"So I thought, ‘I’m a candle,’" he said.
In the dark, he could radiate. He could be a source of light and warmth for these two people for whom he could physically do nothing and for whom he wanted to do everything. And he could always be that, even later, even when there were tangible things he could do; this thing, this role, would always be necessary and would never go away.
He could have a place and a purpose. For the rest of his life, he could radiate.
I’m going to learn a lot over the next five-plus months — about myself and my wife, about my family and friends, about the sleep habits of infants and how much baby stuff costs, and about a million other things. I’m willing to bet that the more I learn, the more I’m going to think about the things I want and don’t want for The Kid. This process, I’m sure, will extend far beyond birth; after all, as my mom recently told me, "parenthood is a life sentence." (Thanks, Mom.)

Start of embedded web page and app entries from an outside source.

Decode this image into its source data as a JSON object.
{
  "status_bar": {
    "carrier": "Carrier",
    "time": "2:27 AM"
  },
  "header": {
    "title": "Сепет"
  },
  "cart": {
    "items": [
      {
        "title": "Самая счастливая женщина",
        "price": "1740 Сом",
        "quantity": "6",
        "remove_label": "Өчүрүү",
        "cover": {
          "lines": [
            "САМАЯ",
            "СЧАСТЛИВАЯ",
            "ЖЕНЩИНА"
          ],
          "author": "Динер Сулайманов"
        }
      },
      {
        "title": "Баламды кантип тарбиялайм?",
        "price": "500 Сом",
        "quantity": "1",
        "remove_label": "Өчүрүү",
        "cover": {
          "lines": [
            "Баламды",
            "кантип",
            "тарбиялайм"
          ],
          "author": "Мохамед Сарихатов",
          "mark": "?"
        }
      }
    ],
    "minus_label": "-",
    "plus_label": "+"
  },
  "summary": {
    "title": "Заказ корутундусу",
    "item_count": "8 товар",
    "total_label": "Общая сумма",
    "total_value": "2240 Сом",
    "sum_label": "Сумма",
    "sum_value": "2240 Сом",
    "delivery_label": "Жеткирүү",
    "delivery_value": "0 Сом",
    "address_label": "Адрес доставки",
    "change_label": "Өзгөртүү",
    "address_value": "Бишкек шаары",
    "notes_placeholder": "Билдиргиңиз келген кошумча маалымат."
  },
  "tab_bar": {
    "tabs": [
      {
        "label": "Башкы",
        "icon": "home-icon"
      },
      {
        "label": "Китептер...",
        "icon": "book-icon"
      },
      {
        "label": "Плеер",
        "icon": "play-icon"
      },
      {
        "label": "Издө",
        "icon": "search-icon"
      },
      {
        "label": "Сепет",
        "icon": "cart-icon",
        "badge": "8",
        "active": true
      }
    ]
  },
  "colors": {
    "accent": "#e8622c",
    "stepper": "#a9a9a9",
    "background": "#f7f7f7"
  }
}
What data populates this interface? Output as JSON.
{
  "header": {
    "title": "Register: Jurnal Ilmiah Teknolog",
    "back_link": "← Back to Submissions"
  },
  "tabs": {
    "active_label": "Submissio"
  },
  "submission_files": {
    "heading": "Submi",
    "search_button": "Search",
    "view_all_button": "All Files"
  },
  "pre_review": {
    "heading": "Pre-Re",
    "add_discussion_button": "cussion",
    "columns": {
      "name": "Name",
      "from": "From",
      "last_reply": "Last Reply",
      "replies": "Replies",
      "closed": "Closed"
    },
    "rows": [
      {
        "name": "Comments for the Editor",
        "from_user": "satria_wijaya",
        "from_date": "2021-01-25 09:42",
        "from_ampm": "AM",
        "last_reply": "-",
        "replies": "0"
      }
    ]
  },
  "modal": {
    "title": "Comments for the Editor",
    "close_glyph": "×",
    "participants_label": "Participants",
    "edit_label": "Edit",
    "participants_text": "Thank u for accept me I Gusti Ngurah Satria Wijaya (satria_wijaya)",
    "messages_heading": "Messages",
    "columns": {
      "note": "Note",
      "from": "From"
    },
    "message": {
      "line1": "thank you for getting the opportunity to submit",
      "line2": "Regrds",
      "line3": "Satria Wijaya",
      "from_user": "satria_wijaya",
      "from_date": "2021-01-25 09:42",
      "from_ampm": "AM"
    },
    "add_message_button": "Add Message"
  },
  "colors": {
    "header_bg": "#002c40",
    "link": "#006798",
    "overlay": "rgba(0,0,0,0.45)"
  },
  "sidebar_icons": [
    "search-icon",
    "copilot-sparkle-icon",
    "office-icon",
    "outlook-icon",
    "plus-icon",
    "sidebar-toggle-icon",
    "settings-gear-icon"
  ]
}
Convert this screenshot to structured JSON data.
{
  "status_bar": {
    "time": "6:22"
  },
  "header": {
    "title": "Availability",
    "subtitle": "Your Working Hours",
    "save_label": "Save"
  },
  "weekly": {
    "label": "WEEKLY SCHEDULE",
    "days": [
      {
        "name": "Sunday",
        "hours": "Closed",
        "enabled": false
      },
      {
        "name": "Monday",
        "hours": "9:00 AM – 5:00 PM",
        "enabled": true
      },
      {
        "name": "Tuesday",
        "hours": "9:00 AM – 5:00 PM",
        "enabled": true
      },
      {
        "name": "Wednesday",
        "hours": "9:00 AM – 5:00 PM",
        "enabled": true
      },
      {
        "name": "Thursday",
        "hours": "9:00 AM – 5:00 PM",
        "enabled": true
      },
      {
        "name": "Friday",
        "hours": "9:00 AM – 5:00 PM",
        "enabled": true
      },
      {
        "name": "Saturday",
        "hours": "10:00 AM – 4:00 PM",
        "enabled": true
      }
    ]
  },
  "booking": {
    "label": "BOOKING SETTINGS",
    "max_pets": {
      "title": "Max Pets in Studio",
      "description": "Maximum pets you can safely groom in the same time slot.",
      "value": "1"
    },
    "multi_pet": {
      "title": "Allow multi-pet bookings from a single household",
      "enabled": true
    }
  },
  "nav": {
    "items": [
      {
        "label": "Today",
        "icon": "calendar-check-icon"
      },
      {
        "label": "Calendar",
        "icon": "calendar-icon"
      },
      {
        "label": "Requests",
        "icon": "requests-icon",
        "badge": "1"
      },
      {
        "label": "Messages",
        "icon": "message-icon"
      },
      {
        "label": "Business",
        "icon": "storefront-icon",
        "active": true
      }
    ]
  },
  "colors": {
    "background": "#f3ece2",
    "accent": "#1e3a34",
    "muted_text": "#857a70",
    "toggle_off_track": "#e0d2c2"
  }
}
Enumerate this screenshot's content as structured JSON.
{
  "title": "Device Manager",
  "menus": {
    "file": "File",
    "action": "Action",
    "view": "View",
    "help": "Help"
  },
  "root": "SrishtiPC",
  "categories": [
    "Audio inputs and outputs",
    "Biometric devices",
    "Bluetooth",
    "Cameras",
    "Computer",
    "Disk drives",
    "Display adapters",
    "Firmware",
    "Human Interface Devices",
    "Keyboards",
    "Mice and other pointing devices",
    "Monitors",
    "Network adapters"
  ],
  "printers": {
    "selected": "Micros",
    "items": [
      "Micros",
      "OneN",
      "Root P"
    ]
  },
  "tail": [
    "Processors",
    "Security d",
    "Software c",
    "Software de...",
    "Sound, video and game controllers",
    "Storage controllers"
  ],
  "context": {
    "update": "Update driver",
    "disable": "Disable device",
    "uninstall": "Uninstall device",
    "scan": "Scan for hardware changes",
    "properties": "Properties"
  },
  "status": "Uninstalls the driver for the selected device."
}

That’s daunting, and it’s scary, and it’s overwhelming, and it’s crazy. For the moment, though, I’m trying not to let it be. I’m trying to just focus on figuring out how to be a candle — not just for The Kid, but for my wife and, hopefully, for myself. I know it’s not an original thought, but I’m going to keep thinking it, because if it can make my dark maybes seem more manageable, help me work through all the things I’m scared I’ll get wrong, and put me on the path to becoming the kind of father The Kid deserves, then, well, maybe it’s OK to have unoriginal thoughts sometimes.